What's wanted is a faithful retyping of every entry, pictures excluded.

======== EXCERPTED DATA ========

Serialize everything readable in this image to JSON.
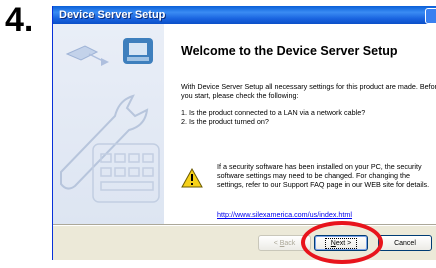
{
  "step": {
    "number": "4."
  },
  "window": {
    "title": "Device Server Setup"
  },
  "content": {
    "heading": "Welcome to the Device Server Setup",
    "intro": "With Device Server Setup all necessary settings for this product are made. Before you start, please check the following:",
    "checklist": [
      "1. Is the product connected to a LAN via a network cable?",
      "2. Is the product turned on?"
    ],
    "warning": "If a security software has been installed on your PC, the security software settings may need to be changed. For changing the settings, refer to our Support FAQ page in our WEB site for details.",
    "link": "http://www.silexamerica.com/us/index.html"
  },
  "buttons": {
    "back_prefix": "< ",
    "back_key": "B",
    "back_rest": "ack",
    "next_key": "N",
    "next_rest": "ext >",
    "cancel": "Cancel"
  },
  "annotation": {
    "color": "#e8141c"
  },
  "icons": [
    "computer-network-icon",
    "wrench-icon",
    "keyboard-icon",
    "warning-icon"
  ]
}
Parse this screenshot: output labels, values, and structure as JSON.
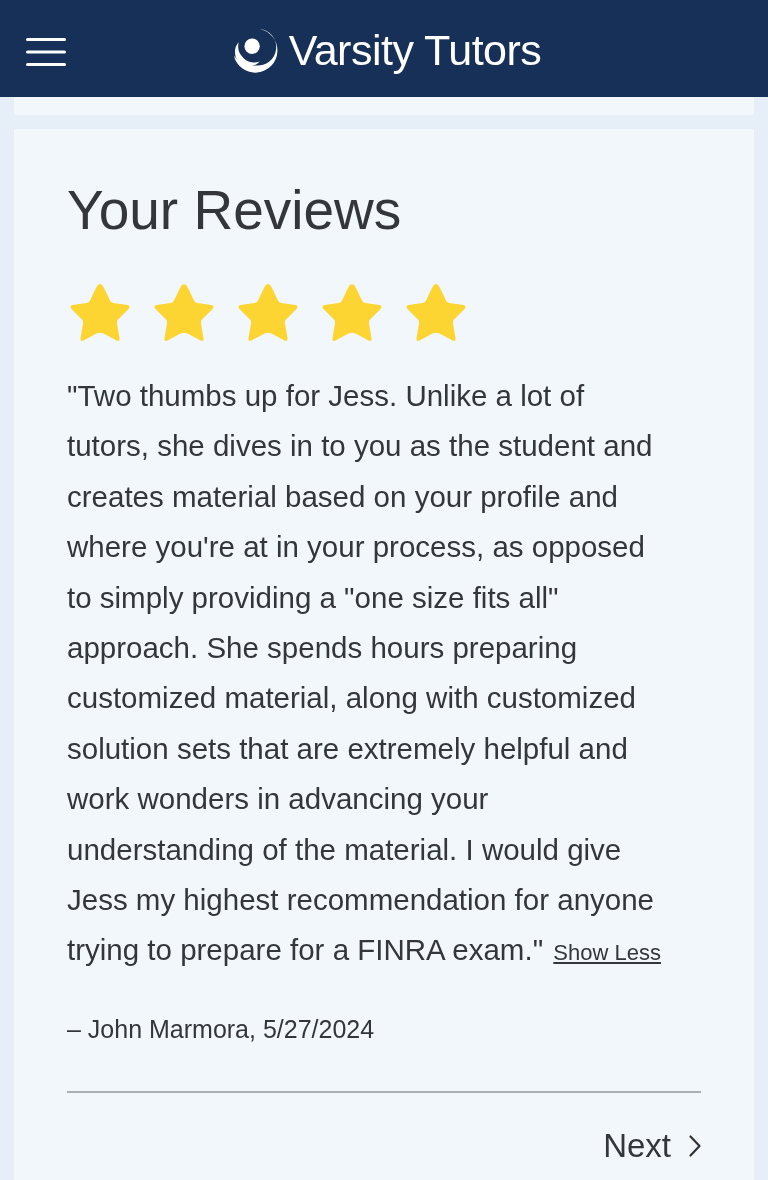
{
  "header": {
    "logo_text": "Varsity Tutors"
  },
  "reviews": {
    "title": "Your Reviews",
    "stars": 5,
    "text": "\"Two thumbs up for Jess. Unlike a lot of tutors, she dives in to you as the student and creates material based on your profile and where you're at in your process, as opposed to simply providing a \"one size fits all\" approach. She spends hours preparing customized material, along with customized solution sets that are extremely helpful and work wonders in advancing your understanding of the material. I would give Jess my highest recommendation for anyone trying to prepare for a FINRA exam.\"",
    "show_less": "Show Less",
    "author": "– John Marmora, 5/27/2024",
    "next": "Next"
  }
}
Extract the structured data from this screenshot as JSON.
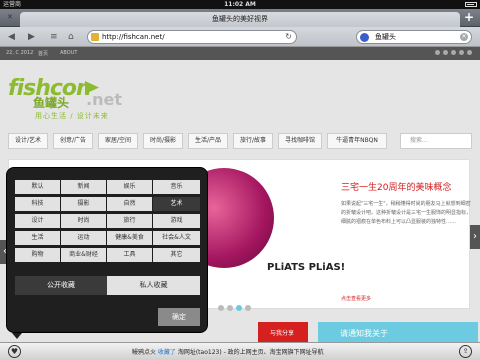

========

TASK SOLUTION>
Serialize everything readable in this image to JSON.
{
  "step": {
    "number": "4."
  },
  "window": {
    "title": "Device Server Setup"
  },
  "content": {
    "heading": "Welcome to the Device Server Setup",
    "intro": "With Device Server Setup all necessary settings for this product are made. Before you start, please check the following:",
    "checklist": [
      "1. Is the product connected to a LAN via a network cable?",
      "2. Is the product turned on?"
    ],
    "warning": "If a security software has been installed on your PC, the security software settings may need to be changed. For changing the settings, refer to our Support FAQ page in our WEB site for details.",
    "link": "http://www.silexamerica.com/us/index.html"
  },
  "buttons": {
    "back_prefix": "< ",
    "back_key": "B",
    "back_rest": "ack",
    "next_key": "N",
    "next_rest": "ext >",
    "cancel": "Cancel"
  },
  "annotation": {
    "color": "#e8141c"
  },
  "icons": [
    "computer-network-icon",
    "wrench-icon",
    "keyboard-icon",
    "warning-icon"
  ]
}
Parse this screenshot: output labels, values, and structure as JSON.
{
  "header": {
    "logo_text": "Varsity Tutors"
  },
  "reviews": {
    "title": "Your Reviews",
    "stars": 5,
    "text": "\"Two thumbs up for Jess. Unlike a lot of tutors, she dives in to you as the student and creates material based on your profile and where you're at in your process, as opposed to simply providing a \"one size fits all\" approach. She spends hours preparing customized material, along with customized solution sets that are extremely helpful and work wonders in advancing your understanding of the material. I would give Jess my highest recommendation for anyone trying to prepare for a FINRA exam.\"",
    "show_less": "Show Less",
    "author": "– John Marmora, 5/27/2024",
    "next": "Next"
  }
}
Extract the structured data from this screenshot as JSON.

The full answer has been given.